EXERCISE BRIEF:
Search the listing below for "page". Copy each matching line.

MATERIAL TO PROCESS:
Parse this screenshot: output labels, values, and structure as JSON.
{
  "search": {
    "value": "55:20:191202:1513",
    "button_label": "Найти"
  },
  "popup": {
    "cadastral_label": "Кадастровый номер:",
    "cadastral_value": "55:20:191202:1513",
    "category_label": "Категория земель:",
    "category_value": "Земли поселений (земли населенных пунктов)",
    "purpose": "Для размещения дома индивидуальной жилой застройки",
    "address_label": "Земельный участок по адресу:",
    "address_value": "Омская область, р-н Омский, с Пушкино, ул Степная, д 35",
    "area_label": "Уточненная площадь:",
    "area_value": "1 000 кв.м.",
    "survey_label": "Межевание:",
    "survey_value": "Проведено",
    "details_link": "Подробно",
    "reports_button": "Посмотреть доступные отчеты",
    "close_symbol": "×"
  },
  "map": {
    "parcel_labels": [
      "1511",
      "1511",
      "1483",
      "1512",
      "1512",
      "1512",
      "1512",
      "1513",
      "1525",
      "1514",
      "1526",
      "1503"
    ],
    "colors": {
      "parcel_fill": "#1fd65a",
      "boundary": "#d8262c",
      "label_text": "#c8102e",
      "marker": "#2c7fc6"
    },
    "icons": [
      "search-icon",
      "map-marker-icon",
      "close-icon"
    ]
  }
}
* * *
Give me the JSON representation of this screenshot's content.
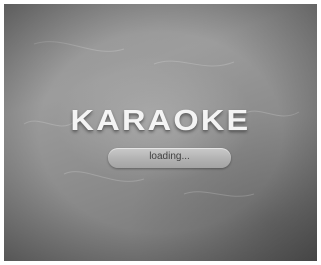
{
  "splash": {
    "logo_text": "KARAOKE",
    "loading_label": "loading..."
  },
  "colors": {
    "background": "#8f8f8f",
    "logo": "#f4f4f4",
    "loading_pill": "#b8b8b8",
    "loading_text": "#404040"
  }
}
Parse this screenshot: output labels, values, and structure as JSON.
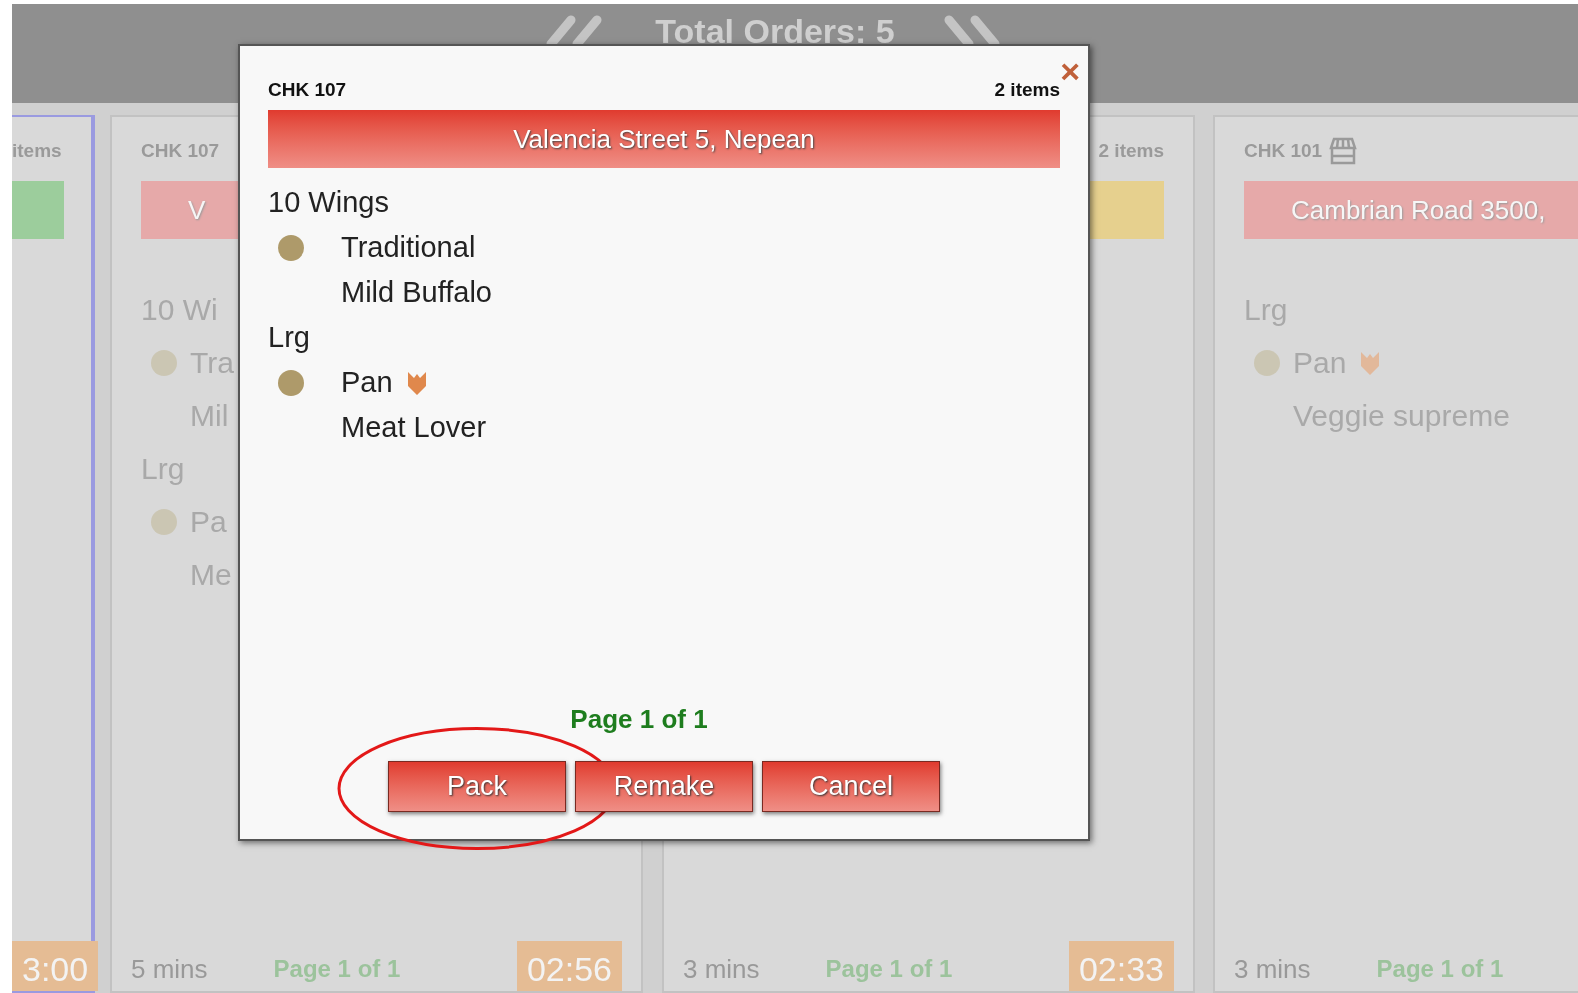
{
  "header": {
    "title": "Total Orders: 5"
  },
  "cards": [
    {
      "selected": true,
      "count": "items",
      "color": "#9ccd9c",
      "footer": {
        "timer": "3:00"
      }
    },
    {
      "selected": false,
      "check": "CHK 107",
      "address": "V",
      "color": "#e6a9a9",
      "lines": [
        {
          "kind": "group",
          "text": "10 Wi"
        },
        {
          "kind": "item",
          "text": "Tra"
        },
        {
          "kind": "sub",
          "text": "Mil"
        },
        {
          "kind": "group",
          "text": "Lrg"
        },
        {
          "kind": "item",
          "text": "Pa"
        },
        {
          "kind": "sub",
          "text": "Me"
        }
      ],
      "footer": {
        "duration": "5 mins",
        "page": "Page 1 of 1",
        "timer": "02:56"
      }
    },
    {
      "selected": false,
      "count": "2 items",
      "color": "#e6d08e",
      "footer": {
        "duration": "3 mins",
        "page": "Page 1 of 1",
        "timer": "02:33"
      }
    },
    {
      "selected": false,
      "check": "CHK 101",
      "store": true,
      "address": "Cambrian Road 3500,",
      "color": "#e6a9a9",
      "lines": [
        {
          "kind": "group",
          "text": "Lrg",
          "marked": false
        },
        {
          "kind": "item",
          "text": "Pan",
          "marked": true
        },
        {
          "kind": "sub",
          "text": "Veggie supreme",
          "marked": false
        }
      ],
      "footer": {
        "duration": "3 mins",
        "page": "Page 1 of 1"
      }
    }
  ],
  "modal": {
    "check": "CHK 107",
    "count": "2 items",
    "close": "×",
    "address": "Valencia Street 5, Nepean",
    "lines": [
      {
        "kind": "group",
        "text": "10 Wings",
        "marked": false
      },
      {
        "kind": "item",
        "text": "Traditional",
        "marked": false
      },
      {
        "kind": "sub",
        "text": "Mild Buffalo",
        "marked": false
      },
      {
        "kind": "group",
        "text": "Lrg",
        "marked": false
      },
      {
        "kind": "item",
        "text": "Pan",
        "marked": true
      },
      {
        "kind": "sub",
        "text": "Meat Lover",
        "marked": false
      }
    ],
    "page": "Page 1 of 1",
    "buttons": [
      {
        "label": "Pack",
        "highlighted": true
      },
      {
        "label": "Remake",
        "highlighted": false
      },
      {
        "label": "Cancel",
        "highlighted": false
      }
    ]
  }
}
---
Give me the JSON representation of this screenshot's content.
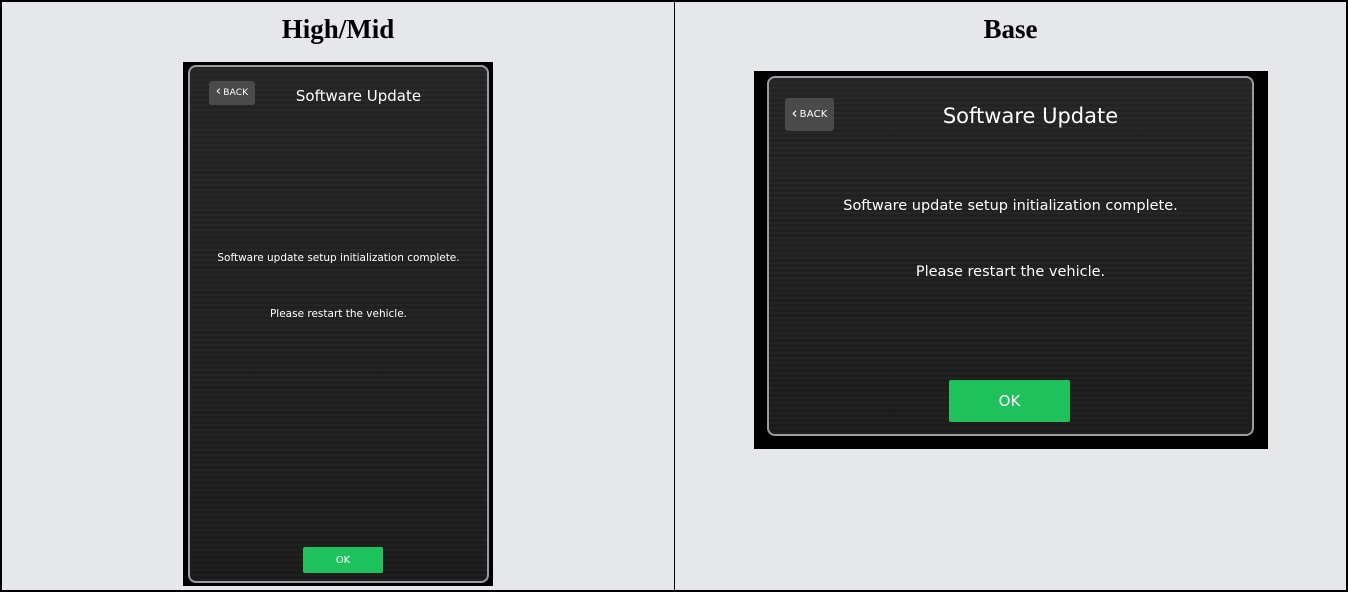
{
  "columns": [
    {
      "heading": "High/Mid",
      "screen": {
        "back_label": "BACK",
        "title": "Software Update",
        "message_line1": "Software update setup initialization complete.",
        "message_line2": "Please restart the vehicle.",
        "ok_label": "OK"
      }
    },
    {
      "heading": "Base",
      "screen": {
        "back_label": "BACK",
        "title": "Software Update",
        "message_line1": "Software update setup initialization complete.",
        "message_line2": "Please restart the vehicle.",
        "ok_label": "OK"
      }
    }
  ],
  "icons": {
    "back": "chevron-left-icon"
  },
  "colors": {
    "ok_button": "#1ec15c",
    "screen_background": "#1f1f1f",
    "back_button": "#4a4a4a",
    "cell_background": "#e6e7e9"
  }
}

TASK SOLUTION:
        "page": "Page 1 of 1",
        "page": "Page 1 of 1",
        "page": "Page 1 of 1"
    "page": "Page 1 of 1",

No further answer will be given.